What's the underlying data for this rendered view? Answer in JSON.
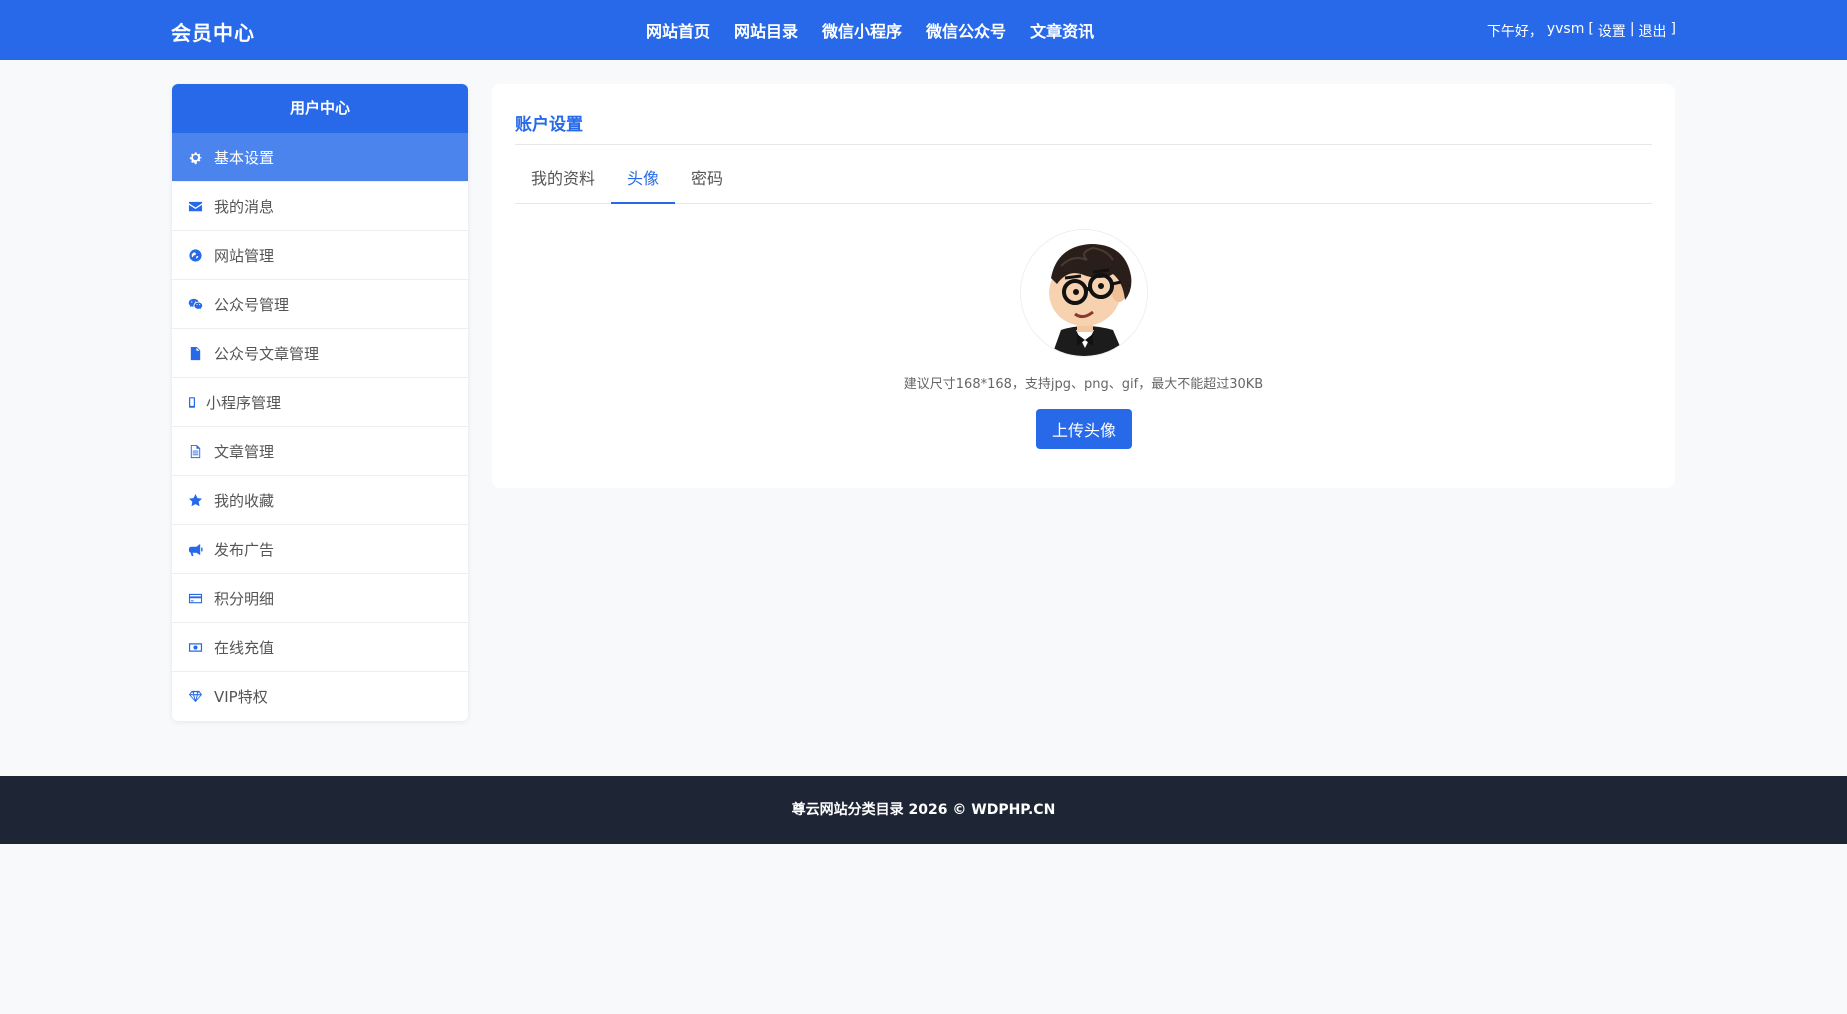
{
  "header": {
    "brand": "会员中心",
    "nav": [
      "网站首页",
      "网站目录",
      "微信小程序",
      "微信公众号",
      "文章资讯"
    ],
    "greeting": "下午好，",
    "username": "yvsm",
    "bracket_open": "[",
    "settings_label": "设置",
    "separator": "|",
    "logout_label": "退出",
    "bracket_close": "]"
  },
  "sidebar": {
    "title": "用户中心",
    "items": [
      {
        "label": "基本设置",
        "icon": "gear-icon"
      },
      {
        "label": "我的消息",
        "icon": "envelope-icon"
      },
      {
        "label": "网站管理",
        "icon": "globe-icon"
      },
      {
        "label": "公众号管理",
        "icon": "wechat-icon"
      },
      {
        "label": "公众号文章管理",
        "icon": "document-icon"
      },
      {
        "label": "小程序管理",
        "icon": "mobile-icon"
      },
      {
        "label": "文章管理",
        "icon": "file-text-icon"
      },
      {
        "label": "我的收藏",
        "icon": "star-icon"
      },
      {
        "label": "发布广告",
        "icon": "megaphone-icon"
      },
      {
        "label": "积分明细",
        "icon": "credit-card-icon"
      },
      {
        "label": "在线充值",
        "icon": "money-icon"
      },
      {
        "label": "VIP特权",
        "icon": "diamond-icon"
      }
    ]
  },
  "main": {
    "title": "账户设置",
    "tabs": [
      "我的资料",
      "头像",
      "密码"
    ],
    "hint": "建议尺寸168*168，支持jpg、png、gif，最大不能超过30KB",
    "upload_label": "上传头像"
  },
  "footer": {
    "text": "尊云网站分类目录 2026 © WDPHP.CN"
  },
  "colors": {
    "primary": "#2769e9",
    "active_item": "#4c84ee",
    "footer_bg": "#1e2635",
    "page_bg": "#f8f9fb"
  }
}
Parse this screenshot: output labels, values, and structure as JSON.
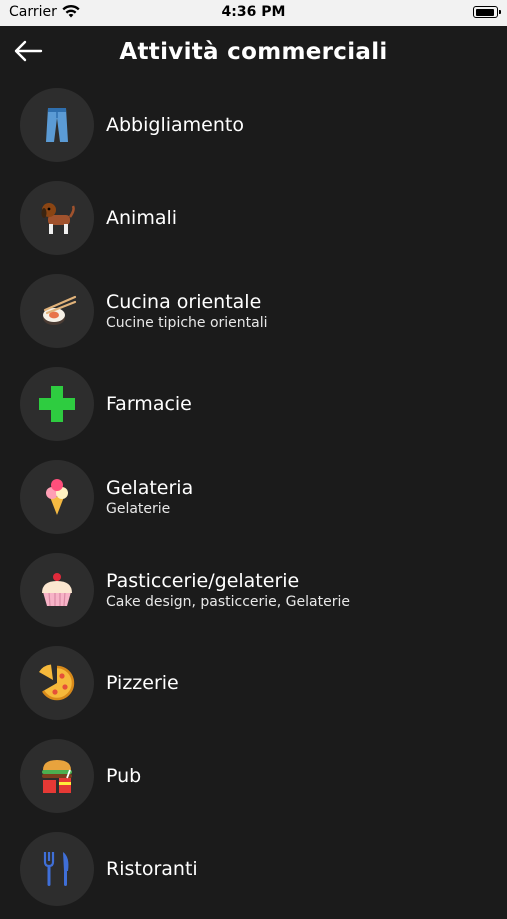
{
  "status_bar": {
    "carrier": "Carrier",
    "time": "4:36 PM"
  },
  "header": {
    "title": "Attività commerciali"
  },
  "categories": [
    {
      "title": "Abbigliamento",
      "subtitle": "",
      "icon": "jeans-icon"
    },
    {
      "title": "Animali",
      "subtitle": "",
      "icon": "dog-icon"
    },
    {
      "title": "Cucina orientale",
      "subtitle": "Cucine tipiche orientali",
      "icon": "sushi-chopsticks-icon"
    },
    {
      "title": "Farmacie",
      "subtitle": "",
      "icon": "pharmacy-cross-icon"
    },
    {
      "title": "Gelateria",
      "subtitle": "Gelaterie",
      "icon": "ice-cream-cone-icon"
    },
    {
      "title": "Pasticcerie/gelaterie",
      "subtitle": "Cake design, pasticcerie, Gelaterie",
      "icon": "cupcake-icon"
    },
    {
      "title": "Pizzerie",
      "subtitle": "",
      "icon": "pizza-icon"
    },
    {
      "title": "Pub",
      "subtitle": "",
      "icon": "burger-drink-icon"
    },
    {
      "title": "Ristoranti",
      "subtitle": "",
      "icon": "fork-knife-icon"
    }
  ]
}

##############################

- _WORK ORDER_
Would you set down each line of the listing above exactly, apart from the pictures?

- _RESULT_
What's the underlying data for this rendered view? Answer in JSON.
{
  "header": {
    "brand": "会员中心",
    "nav": [
      "网站首页",
      "网站目录",
      "微信小程序",
      "微信公众号",
      "文章资讯"
    ],
    "greeting": "下午好，",
    "username": "yvsm",
    "bracket_open": "[",
    "settings_label": "设置",
    "separator": "|",
    "logout_label": "退出",
    "bracket_close": "]"
  },
  "sidebar": {
    "title": "用户中心",
    "items": [
      {
        "label": "基本设置",
        "icon": "gear-icon"
      },
      {
        "label": "我的消息",
        "icon": "envelope-icon"
      },
      {
        "label": "网站管理",
        "icon": "globe-icon"
      },
      {
        "label": "公众号管理",
        "icon": "wechat-icon"
      },
      {
        "label": "公众号文章管理",
        "icon": "document-icon"
      },
      {
        "label": "小程序管理",
        "icon": "mobile-icon"
      },
      {
        "label": "文章管理",
        "icon": "file-text-icon"
      },
      {
        "label": "我的收藏",
        "icon": "star-icon"
      },
      {
        "label": "发布广告",
        "icon": "megaphone-icon"
      },
      {
        "label": "积分明细",
        "icon": "credit-card-icon"
      },
      {
        "label": "在线充值",
        "icon": "money-icon"
      },
      {
        "label": "VIP特权",
        "icon": "diamond-icon"
      }
    ]
  },
  "main": {
    "title": "账户设置",
    "tabs": [
      "我的资料",
      "头像",
      "密码"
    ],
    "hint": "建议尺寸168*168，支持jpg、png、gif，最大不能超过30KB",
    "upload_label": "上传头像"
  },
  "footer": {
    "text": "尊云网站分类目录 2026 © WDPHP.CN"
  },
  "colors": {
    "primary": "#2769e9",
    "active_item": "#4c84ee",
    "footer_bg": "#1e2635",
    "page_bg": "#f8f9fb"
  }
}
Parse this screenshot: output labels, values, and structure as JSON.
{
  "status_bar": {
    "carrier": "Carrier",
    "time": "4:36 PM"
  },
  "header": {
    "title": "Attività commerciali"
  },
  "categories": [
    {
      "title": "Abbigliamento",
      "subtitle": "",
      "icon": "jeans-icon"
    },
    {
      "title": "Animali",
      "subtitle": "",
      "icon": "dog-icon"
    },
    {
      "title": "Cucina orientale",
      "subtitle": "Cucine tipiche orientali",
      "icon": "sushi-chopsticks-icon"
    },
    {
      "title": "Farmacie",
      "subtitle": "",
      "icon": "pharmacy-cross-icon"
    },
    {
      "title": "Gelateria",
      "subtitle": "Gelaterie",
      "icon": "ice-cream-cone-icon"
    },
    {
      "title": "Pasticcerie/gelaterie",
      "subtitle": "Cake design, pasticcerie, Gelaterie",
      "icon": "cupcake-icon"
    },
    {
      "title": "Pizzerie",
      "subtitle": "",
      "icon": "pizza-icon"
    },
    {
      "title": "Pub",
      "subtitle": "",
      "icon": "burger-drink-icon"
    },
    {
      "title": "Ristoranti",
      "subtitle": "",
      "icon": "fork-knife-icon"
    }
  ]
}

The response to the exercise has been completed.